Television

65 percent of OTT viewers watch a subscription service like Netflix, 30 percent watch a free service like YouTube, and five percent use a transaction service like iTunes.
The FCC has initiated a rulemaking designed to give consumers alternatives to the cable and satellite companies? set-top box. That?s a good thing. But the devil is in the details, and the debate is shaping up to be a battle between corporate titans.
According to a new Pew study, home broadband subscriptions declined for the first time ever in 2015, down from 70% in 2013 to 67% this year, mainly due to monthly costs.
In offering more online video content, especially if that content is exclusive to YouTube?s service, YouTube will become a clear competitor of video streaming providers like Netflix and Hulu.
A PricewaterhouseCooper report warns that fewer people ? young people in particular ? are interested in purchasing traditional video subscriptions.
Even as the country grows more diverse, women and people of color are excluded from positions of control in the industry.

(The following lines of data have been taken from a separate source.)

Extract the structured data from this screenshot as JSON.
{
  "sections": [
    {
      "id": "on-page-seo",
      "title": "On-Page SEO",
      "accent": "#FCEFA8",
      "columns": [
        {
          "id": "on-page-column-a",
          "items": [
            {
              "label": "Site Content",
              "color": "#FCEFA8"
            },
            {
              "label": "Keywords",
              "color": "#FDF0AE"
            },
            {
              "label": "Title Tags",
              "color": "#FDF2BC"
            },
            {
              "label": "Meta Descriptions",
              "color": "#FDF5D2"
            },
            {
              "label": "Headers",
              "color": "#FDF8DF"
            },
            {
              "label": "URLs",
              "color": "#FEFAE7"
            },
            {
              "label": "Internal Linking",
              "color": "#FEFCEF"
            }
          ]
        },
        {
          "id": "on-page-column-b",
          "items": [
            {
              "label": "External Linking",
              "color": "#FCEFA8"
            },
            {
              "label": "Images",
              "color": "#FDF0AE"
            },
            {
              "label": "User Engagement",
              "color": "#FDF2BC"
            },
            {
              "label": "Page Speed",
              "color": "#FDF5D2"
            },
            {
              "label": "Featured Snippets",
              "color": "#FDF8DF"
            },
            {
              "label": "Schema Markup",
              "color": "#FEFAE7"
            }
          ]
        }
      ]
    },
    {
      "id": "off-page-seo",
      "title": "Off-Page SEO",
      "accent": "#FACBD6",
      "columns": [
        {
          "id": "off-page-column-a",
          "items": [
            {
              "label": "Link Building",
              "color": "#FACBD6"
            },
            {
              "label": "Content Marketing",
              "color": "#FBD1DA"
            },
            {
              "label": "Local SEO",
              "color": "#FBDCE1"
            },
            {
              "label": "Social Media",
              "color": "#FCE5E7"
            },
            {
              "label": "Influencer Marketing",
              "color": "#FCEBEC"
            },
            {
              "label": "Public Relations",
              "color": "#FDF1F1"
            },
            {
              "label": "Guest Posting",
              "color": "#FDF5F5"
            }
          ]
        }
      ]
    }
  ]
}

As some companies like Verizon and DISH Network begin experimenting with smaller bundles, some industry experts think the market has already passed them.
Subscribers say they want ? la carte TV, but according to a recent article in re/code, "Bundles aren?t going away anytime soon, since they?re the core of the pay TV business."
Last week the Federal Communications Commission released its annual report on video competition. The report highlighted some fascinating developments.
Mark Cooper of the Consumer Federation of America urged the FCC to give online video providers the same programming access as MVPDs.